Abrams didn’t respond to a request for comment. In August, she told VICE News that voting is the path to creating permanent change. “This is about power. And power is not going to concede. It’s not going to walk away,” she said. “But if we abdicate the system, if we say nevermind, it’s never going to work, then evil gets to stay where it is and it gets stronger.”
Orrock also attributed the failed bid by Jon Ossoff—one of the current Democratic candidates for U.S. Senate—for Congress in 2017 as having a major impact. The special election generated national attention, becoming a proxy of sorts for national political battles. Ossoff lost with 48 percent of the vote. But the closeness of the final tally underscored that the Atlanta suburbs were no longer the bastion of Republican support that they had once been.
“That spark lit a prairie fire among women in the suburbs. It demonstrated that when you go out into those suburbs that have been considered Republican areas, there is a whole Democratic vote out there that is waiting for someone to come mobilize them,” Orrock said.
One year after Ossoff’s loss, Democrat Lucy McBath won the seat, narrowly defeating the Republican incumbent. She won re-election on Tuesday by 54.6 percent. In the adjacent congressional district, Democrat Carolyn Bourdeaux eked out a victory after losing in 2018.
These elections showcased Georgia’s potential to flip for Democrats in a presidential election. Then again, that had been the rhetoric about Georgia since 2012, and it had never lived up to the potential. Trump won in 2016 with a five percent edge.
But the excitement revved up again as polls showed Biden and Trump in a virtual tie. Democratic activists made campaign calls, leafletted neighborhoods, and occasionally knocked on doors, pandemic be damned. Hip-hop and R&B stations blanketed their airwaves with get-out-the-vote-messages and ads for Democratic candidates. Biden, Sen. Kamala Harris, and former President Barack Obama all made last-minute visits to the state.

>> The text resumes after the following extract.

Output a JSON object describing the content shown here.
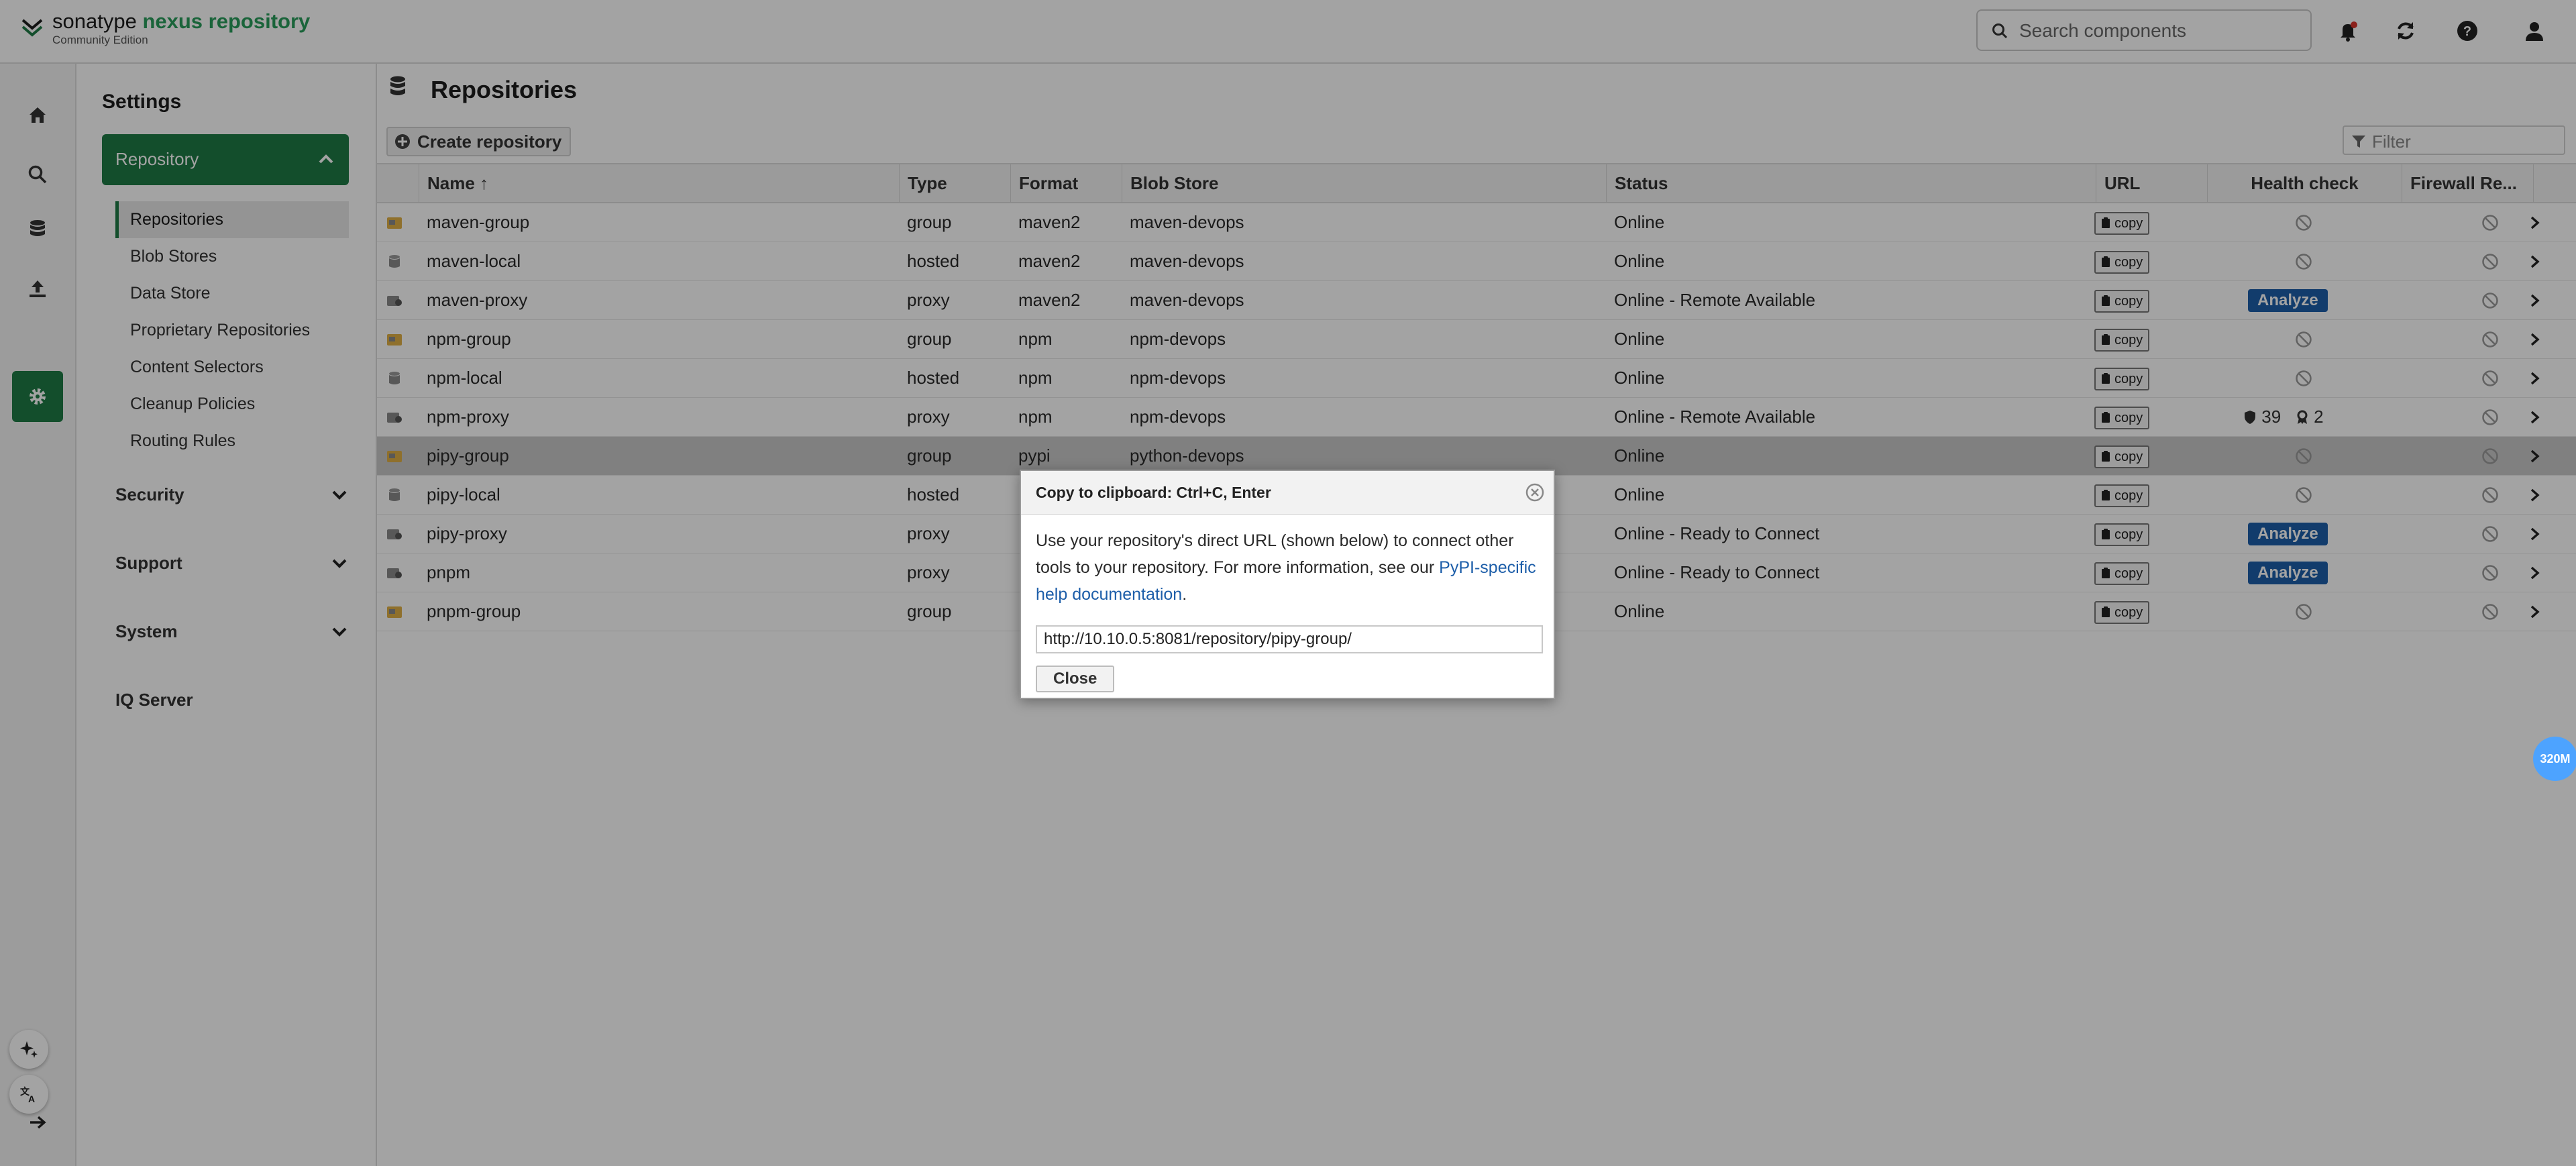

The years of work and last-minute push paid off. Of 7.2 million registered voters, nearly 5 million cast a ballot, up from 4.1 million in 2016.
“People still think of Georgia as almost antebellum. When that’s not who we are,” said Tammy Greer, a political science professor at Clark Atlanta University. “For the past 12 years Georgia has quietly been creeping” toward becoming more competitive.
Already, Georgia’s turn blue has Democrats wondering if they can mirror its strategy in other deeply Republican southern states with substantial Black and Latino populations. In Mississippi, non-whites comprise 43 percent of the population; in Louisiana 41 percent.
“You need someone to be that leader. And Georgia is that leader in the southeast,” Greer said.